Western-trained musicians need to set aside our presuppositions about music. We are the heirs of over a thousand years of refinement – and in some areas simplification and standardisation – of the forms and structures underlying Western music. Since one feature of ancient Greek music was the use of quarter-tone intervals, a better parallel may be with the music of the Middle East. The principal instruments used to accompany the voice, the lyre and the reed-pipes (auloi), are known from descriptions, paintings and archaeological remains; but the musical texts indicate that the Greeks of classical times used very different kinds of rhythm and melodization from those with which we are familiar. To understand what the music meant to ancient listeners requires a broad ethnomusicological approach and a sympathetic ear for non-Western musical traditions.
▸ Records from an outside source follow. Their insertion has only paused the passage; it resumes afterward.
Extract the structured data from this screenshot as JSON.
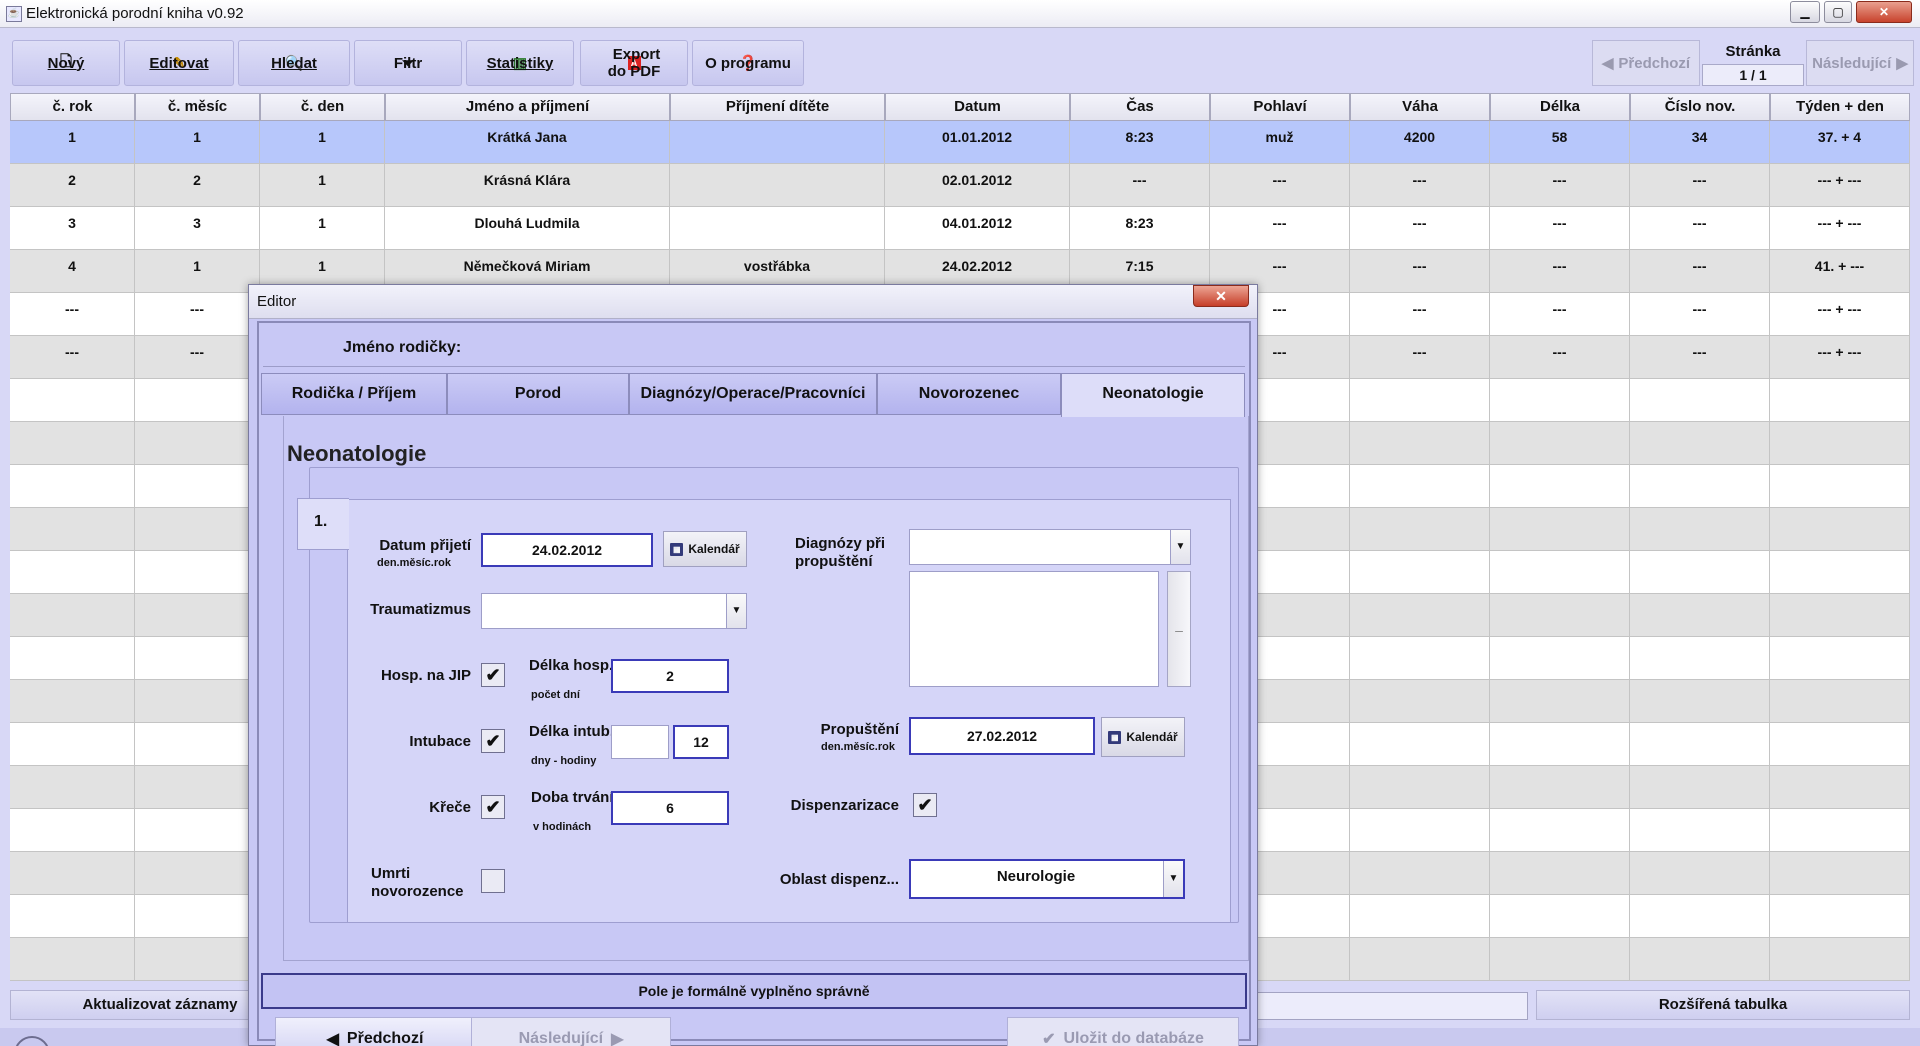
{
  "window": {
    "title": "Elektronická porodní kniha v0.92",
    "min": "▁",
    "max": "▢",
    "close": "✕"
  },
  "toolbar": {
    "new": "Nový",
    "edit": "Editovat",
    "search": "Hledat",
    "filter": "Filtr",
    "stats": "Statistiky",
    "export_line1": "Export",
    "export_line2": "do PDF",
    "about": "O programu"
  },
  "pager": {
    "prev": "Předchozí",
    "label": "Stránka",
    "value": "1 / 1",
    "next": "Následující"
  },
  "table": {
    "columns": [
      "č. rok",
      "č. měsíc",
      "č. den",
      "Jméno a příjmení",
      "Příjmení dítěte",
      "Datum",
      "Čas",
      "Pohlaví",
      "Váha",
      "Délka",
      "Číslo nov.",
      "Týden + den"
    ],
    "rows": [
      [
        "1",
        "1",
        "1",
        "Krátká Jana",
        "",
        "01.01.2012",
        "8:23",
        "muž",
        "4200",
        "58",
        "34",
        "37. + 4"
      ],
      [
        "2",
        "2",
        "1",
        "Krásná Klára",
        "",
        "02.01.2012",
        "---",
        "---",
        "---",
        "---",
        "---",
        "--- + ---"
      ],
      [
        "3",
        "3",
        "1",
        "Dlouhá Ludmila",
        "",
        "04.01.2012",
        "8:23",
        "---",
        "---",
        "---",
        "---",
        "--- + ---"
      ],
      [
        "4",
        "1",
        "1",
        "Němečková Miriam",
        "vostřábka",
        "24.02.2012",
        "7:15",
        "---",
        "---",
        "---",
        "---",
        "41. + ---"
      ],
      [
        "---",
        "---",
        "",
        "",
        "",
        "",
        "",
        "---",
        "---",
        "---",
        "---",
        "--- + ---"
      ],
      [
        "---",
        "---",
        "",
        "",
        "",
        "",
        "",
        "---",
        "---",
        "---",
        "---",
        "--- + ---"
      ]
    ]
  },
  "bottom": {
    "update": "Aktualizovat záznamy",
    "extended": "Rozšířená tabulka"
  },
  "editor": {
    "title": "Editor",
    "close": "✕",
    "mother_label": "Jméno rodičky:",
    "tabs": [
      "Rodička / Příjem",
      "Porod",
      "Diagnózy/Operace/Pracovníci",
      "Novorozenec",
      "Neonatologie"
    ],
    "active_tab": "Neonatologie",
    "section_title": "Neonatologie",
    "subtab": "1.",
    "admission_label": "Datum přijetí",
    "admission_sub": "den.měsíc.rok",
    "admission_value": "24.02.2012",
    "calendar_label": "Kalendář",
    "trauma_label": "Traumatizmus",
    "icu_label": "Hosp. na JIP",
    "icu_checked": "✔",
    "stay_label": "Délka hosp.",
    "stay_sub": "počet dní",
    "stay_value": "2",
    "intub_label": "Intubace",
    "intub_checked": "✔",
    "intub_len_label": "Délka intub.",
    "intub_len_sub": "dny - hodiny",
    "intub_days": "",
    "intub_hours": "12",
    "seizure_label": "Křeče",
    "seizure_checked": "✔",
    "seizure_dur_label": "Doba trvání",
    "seizure_dur_sub": "v hodinách",
    "seizure_dur_value": "6",
    "death_label_1": "Umrti",
    "death_label_2": "novorozence",
    "diag_label_1": "Diagnózy při",
    "diag_label_2": "propuštění",
    "discharge_label": "Propuštění",
    "discharge_sub": "den.měsíc.rok",
    "discharge_value": "27.02.2012",
    "disp_label": "Dispenzarizace",
    "disp_checked": "✔",
    "disp_area_label": "Oblast dispenz...",
    "disp_area_value": "Neurologie",
    "status": "Pole je formálně vyplněno správně",
    "prev": "Předchozí",
    "next": "Následující",
    "save": "Uložit do databáze"
  }
}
The ancient Greek language was intrinsically musical. It was tonally inflected, with the syllables of words rising and falling in pitch. A large proportion of the surviving melodies conforms in profile to these word pitches; but in the earliest substantial musical document that survives, comprising a few lines of sung music from Euripides’ Orestes (thought to represent music that Euripides himself composed), the melody deviates from word-pitch. Euripides was a notoriously avant-garde composer, and this may indicate one way in which his music was heard as wildly modern in his time. The fragment seems instead to indicate a kind of ‘programme music’: the words ‘I lament’ and ‘I beseech’ are set to a falling, mournful-sounding cadence, and when the singer exclaims ‘my heart leaps in frenzy’, the melody appears to leap by a musical fifth. The huge appeal of Euripides’ new music is indicated by a moving story in Plutarch about the Athenians imprisoned in Syracusan quarries in 413 BC after their disastrous campaign to conquer Sicily. Those who could sing Euripides’ latest songs to their captors were able to earn food and drink and even to save their lives. The reconstruction of ancient music may not solve the puzzle of the Sirens’ Song; but if it helps us learn something of the original sound and appearance of a tragic chorus, it will justify the British Academy’s and Jesus College’s support of my return to the kind of inquiry that over thirty years ago Isaiah Berlin hoped I would undertake at All Souls.
Dr. Armand D’Angour, Jesus College, Oxford. Reprinted courtesy of the author.